Supplied data>

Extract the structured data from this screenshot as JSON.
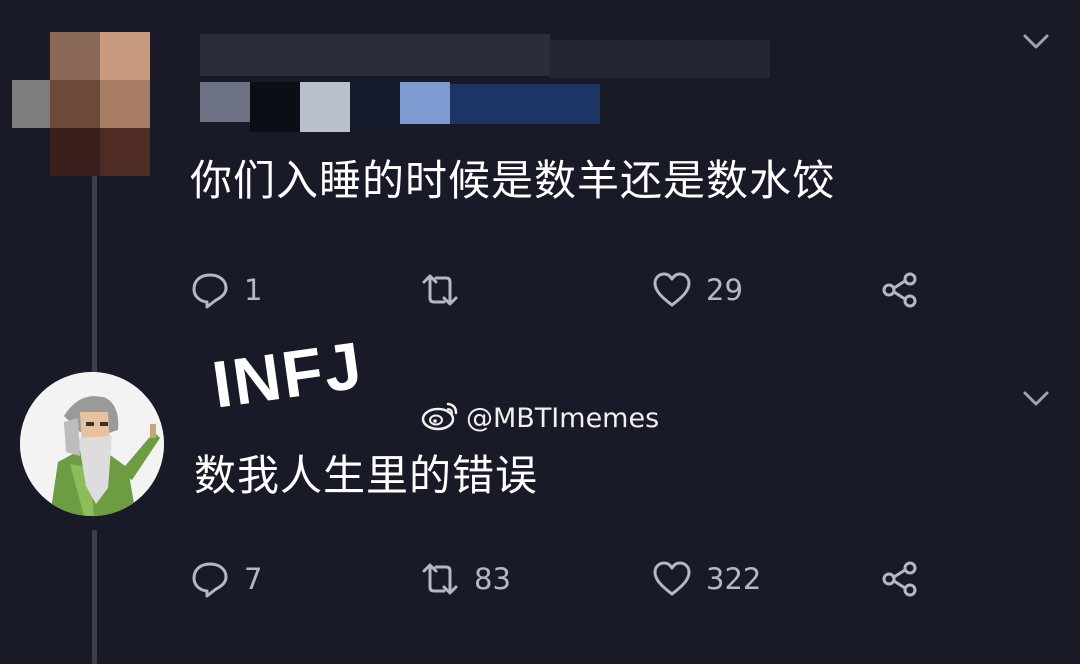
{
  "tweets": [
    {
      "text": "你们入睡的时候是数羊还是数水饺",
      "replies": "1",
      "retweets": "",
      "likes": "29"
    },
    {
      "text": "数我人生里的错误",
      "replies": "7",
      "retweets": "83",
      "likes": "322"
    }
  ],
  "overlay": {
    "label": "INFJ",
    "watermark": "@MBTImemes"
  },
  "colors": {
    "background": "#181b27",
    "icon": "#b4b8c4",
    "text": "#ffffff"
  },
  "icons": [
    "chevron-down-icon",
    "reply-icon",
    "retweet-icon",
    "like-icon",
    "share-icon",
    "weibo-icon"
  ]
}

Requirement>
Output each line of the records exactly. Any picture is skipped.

Answer space>
Extract the structured data from this screenshot as JSON.
{
  "tweets": [
    {
      "text": "你们入睡的时候是数羊还是数水饺",
      "replies": "1",
      "retweets": "",
      "likes": "29"
    },
    {
      "text": "数我人生里的错误",
      "replies": "7",
      "retweets": "83",
      "likes": "322"
    }
  ],
  "overlay": {
    "label": "INFJ",
    "watermark": "@MBTImemes"
  },
  "colors": {
    "background": "#181b27",
    "icon": "#b4b8c4",
    "text": "#ffffff"
  },
  "icons": [
    "chevron-down-icon",
    "reply-icon",
    "retweet-icon",
    "like-icon",
    "share-icon",
    "weibo-icon"
  ]
}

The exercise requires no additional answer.